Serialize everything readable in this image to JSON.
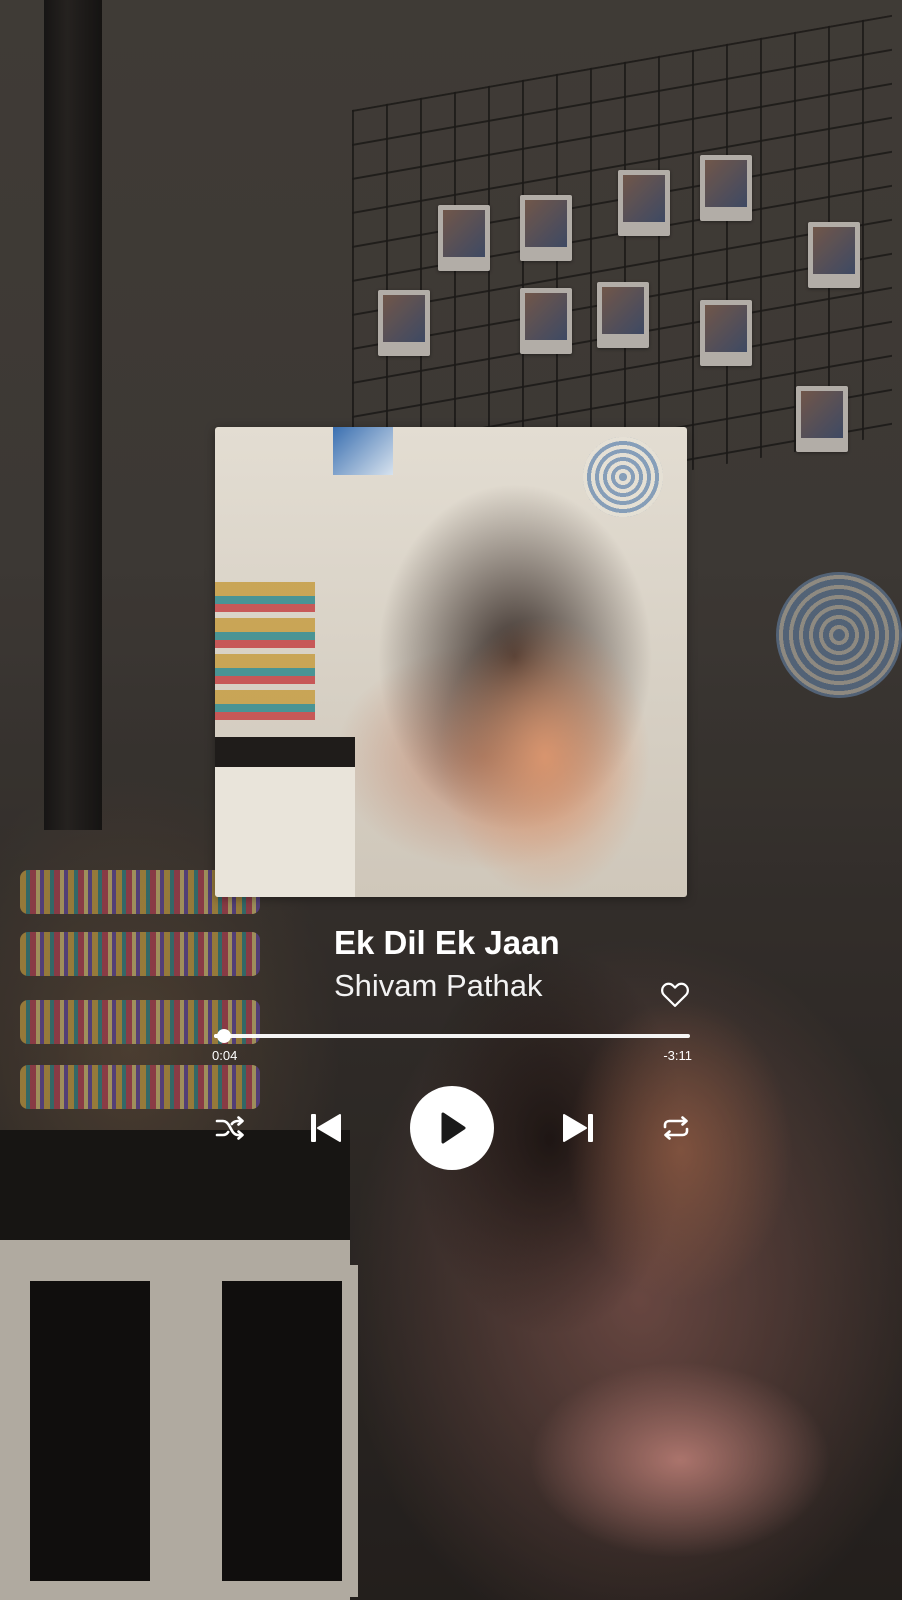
{
  "player": {
    "track_title": "Ek Dil Ek Jaan",
    "artist": "Shivam Pathak",
    "elapsed": "0:04",
    "remaining": "-3:11",
    "progress_fraction": 0.02,
    "is_liked": false,
    "is_playing": false
  },
  "icons": {
    "like": "heart-outline-icon",
    "shuffle": "shuffle-icon",
    "previous": "skip-previous-icon",
    "play": "play-icon",
    "next": "skip-next-icon",
    "repeat": "repeat-icon"
  },
  "colors": {
    "foreground": "#ffffff",
    "play_icon": "#1a1a1a"
  }
}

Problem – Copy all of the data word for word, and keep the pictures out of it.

Expected answer –
Serialize everything readable in this image to JSON.
{
  "player": {
    "track_title": "Ek Dil Ek Jaan",
    "artist": "Shivam Pathak",
    "elapsed": "0:04",
    "remaining": "-3:11",
    "progress_fraction": 0.02,
    "is_liked": false,
    "is_playing": false
  },
  "icons": {
    "like": "heart-outline-icon",
    "shuffle": "shuffle-icon",
    "previous": "skip-previous-icon",
    "play": "play-icon",
    "next": "skip-next-icon",
    "repeat": "repeat-icon"
  },
  "colors": {
    "foreground": "#ffffff",
    "play_icon": "#1a1a1a"
  }
}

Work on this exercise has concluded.